[Activity] All lines holding the word "Create" should be located in the records and copied.
(Input begins)
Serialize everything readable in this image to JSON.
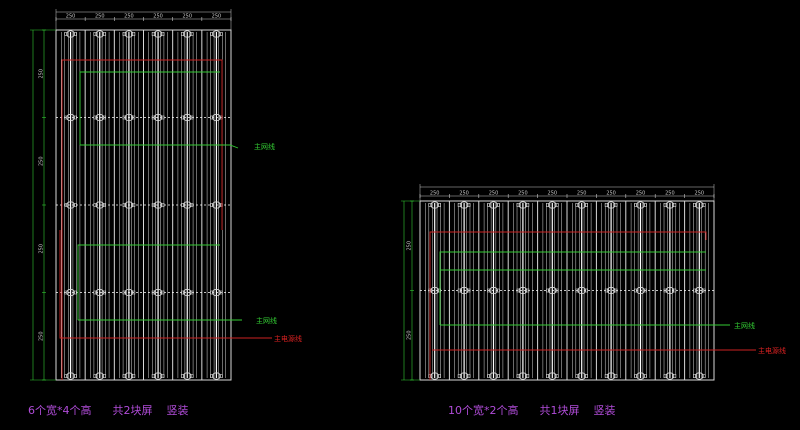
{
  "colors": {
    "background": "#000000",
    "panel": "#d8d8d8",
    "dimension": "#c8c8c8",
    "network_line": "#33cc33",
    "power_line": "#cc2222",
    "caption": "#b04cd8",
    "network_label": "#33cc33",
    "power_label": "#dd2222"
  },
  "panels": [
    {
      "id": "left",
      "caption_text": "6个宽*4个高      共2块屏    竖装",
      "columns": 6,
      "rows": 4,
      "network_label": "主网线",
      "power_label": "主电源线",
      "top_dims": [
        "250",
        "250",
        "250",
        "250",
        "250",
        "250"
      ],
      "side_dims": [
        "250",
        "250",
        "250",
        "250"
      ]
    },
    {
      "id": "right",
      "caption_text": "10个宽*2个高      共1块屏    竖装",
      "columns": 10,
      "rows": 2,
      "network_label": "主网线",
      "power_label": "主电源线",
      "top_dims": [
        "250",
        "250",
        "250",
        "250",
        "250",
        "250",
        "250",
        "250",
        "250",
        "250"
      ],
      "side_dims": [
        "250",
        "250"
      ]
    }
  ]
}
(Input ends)
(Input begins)
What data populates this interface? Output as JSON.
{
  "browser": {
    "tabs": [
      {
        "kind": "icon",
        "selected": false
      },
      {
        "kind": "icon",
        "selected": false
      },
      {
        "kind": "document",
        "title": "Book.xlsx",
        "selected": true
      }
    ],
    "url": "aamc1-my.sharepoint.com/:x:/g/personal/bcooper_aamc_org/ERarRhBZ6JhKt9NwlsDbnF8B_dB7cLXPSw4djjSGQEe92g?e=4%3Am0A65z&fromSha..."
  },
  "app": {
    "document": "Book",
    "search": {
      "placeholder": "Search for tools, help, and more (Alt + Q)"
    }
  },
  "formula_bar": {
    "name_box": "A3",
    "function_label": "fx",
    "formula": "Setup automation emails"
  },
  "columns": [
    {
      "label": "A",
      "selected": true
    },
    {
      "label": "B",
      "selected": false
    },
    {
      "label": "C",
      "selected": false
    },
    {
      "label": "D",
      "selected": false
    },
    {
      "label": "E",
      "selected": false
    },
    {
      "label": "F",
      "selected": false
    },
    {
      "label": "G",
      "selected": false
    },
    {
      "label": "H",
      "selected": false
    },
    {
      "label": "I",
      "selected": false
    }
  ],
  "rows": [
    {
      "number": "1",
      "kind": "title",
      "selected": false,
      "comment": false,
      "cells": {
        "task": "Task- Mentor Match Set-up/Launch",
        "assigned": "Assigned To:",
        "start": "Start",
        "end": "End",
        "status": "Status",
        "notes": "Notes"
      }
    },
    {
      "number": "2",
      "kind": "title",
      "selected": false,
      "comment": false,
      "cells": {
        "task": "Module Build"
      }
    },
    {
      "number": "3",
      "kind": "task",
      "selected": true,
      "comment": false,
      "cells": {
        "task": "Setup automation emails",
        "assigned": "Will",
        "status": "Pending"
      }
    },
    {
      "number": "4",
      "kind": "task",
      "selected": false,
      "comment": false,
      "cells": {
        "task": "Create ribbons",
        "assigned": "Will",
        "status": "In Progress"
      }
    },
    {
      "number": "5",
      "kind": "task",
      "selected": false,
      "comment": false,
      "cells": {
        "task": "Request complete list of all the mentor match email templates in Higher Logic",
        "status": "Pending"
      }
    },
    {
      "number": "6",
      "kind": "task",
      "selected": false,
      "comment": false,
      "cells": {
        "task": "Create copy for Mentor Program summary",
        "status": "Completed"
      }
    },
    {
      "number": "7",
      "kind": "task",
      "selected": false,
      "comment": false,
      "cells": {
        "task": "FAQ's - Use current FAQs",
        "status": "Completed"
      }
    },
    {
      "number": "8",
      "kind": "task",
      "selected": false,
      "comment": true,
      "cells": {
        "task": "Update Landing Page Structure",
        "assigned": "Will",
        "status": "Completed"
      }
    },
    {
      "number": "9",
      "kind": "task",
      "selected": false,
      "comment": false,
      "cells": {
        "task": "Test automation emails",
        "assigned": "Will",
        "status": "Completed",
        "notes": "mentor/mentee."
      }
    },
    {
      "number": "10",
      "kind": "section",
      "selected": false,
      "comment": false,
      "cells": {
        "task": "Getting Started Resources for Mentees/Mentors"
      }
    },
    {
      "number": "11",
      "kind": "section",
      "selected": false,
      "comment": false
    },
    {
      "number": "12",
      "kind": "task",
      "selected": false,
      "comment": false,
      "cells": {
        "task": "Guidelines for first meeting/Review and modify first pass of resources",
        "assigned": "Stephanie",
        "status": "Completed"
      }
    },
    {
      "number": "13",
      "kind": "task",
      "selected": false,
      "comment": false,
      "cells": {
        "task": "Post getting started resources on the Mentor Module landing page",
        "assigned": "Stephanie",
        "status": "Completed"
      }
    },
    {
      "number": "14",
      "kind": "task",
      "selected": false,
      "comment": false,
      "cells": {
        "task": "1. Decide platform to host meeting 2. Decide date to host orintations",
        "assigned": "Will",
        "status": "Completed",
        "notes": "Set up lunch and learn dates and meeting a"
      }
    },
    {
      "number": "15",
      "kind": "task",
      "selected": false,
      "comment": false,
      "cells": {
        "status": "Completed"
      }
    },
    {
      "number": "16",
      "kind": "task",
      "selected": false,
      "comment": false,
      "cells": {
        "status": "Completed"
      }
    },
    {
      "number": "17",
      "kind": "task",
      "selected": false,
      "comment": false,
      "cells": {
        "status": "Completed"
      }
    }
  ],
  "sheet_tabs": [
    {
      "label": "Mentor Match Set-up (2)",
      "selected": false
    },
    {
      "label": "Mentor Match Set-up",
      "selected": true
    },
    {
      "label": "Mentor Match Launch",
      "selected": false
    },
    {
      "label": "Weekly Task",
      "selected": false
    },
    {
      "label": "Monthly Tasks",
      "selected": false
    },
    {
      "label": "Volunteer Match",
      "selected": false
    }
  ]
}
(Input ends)
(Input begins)
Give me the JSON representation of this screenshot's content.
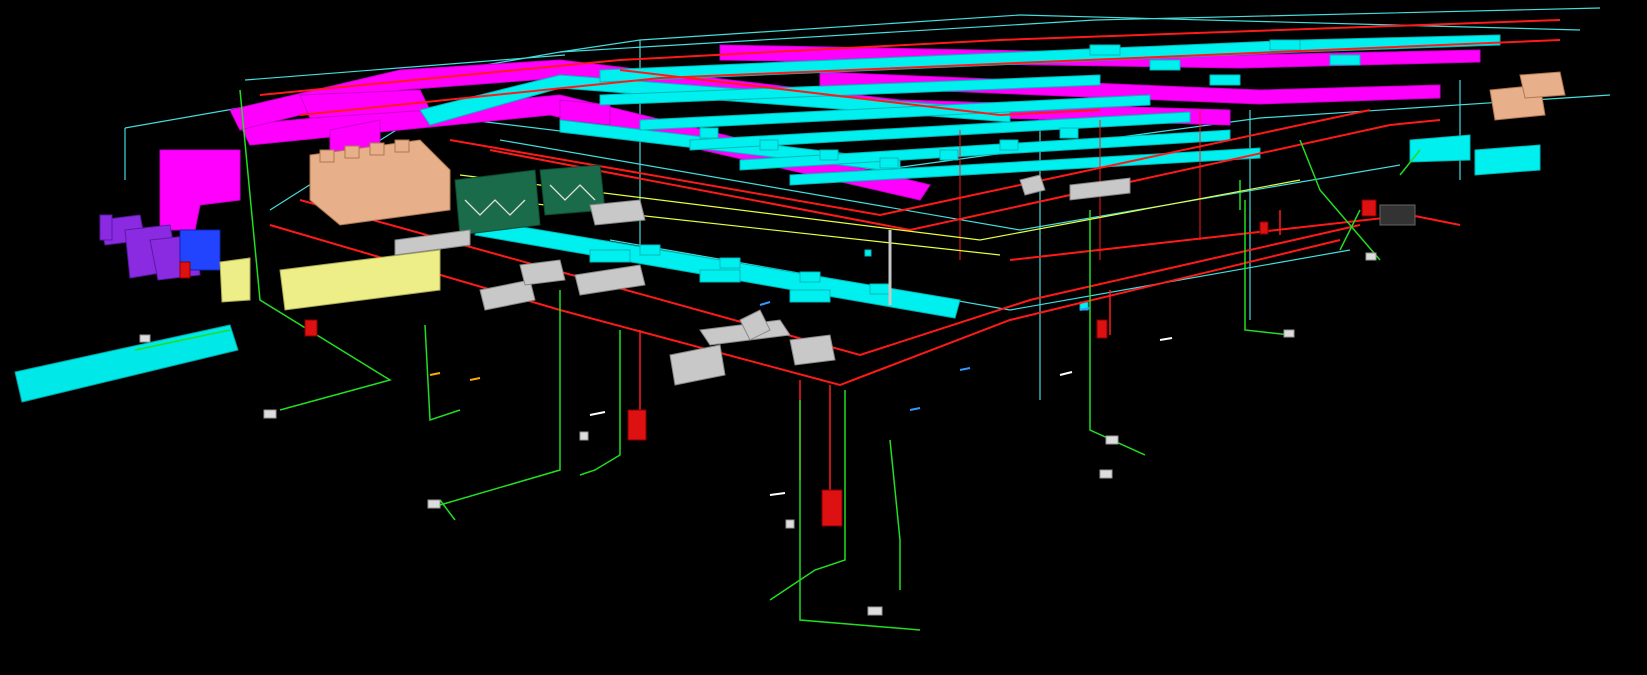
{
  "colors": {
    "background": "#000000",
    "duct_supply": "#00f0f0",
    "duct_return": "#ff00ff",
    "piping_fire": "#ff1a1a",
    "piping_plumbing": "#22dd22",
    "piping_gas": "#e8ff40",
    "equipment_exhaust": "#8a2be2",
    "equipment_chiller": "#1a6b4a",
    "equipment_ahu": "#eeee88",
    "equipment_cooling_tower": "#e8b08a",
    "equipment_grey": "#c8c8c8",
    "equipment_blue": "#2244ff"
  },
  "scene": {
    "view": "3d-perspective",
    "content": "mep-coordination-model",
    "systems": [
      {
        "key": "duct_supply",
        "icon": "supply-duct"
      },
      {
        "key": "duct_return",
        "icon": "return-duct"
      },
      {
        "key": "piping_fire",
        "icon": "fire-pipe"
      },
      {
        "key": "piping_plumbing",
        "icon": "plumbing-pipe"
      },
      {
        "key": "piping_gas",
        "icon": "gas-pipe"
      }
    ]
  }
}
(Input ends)
[Answer section]
        "task": "Create ribbons",
        "task": "Create copy for Mentor Program summary",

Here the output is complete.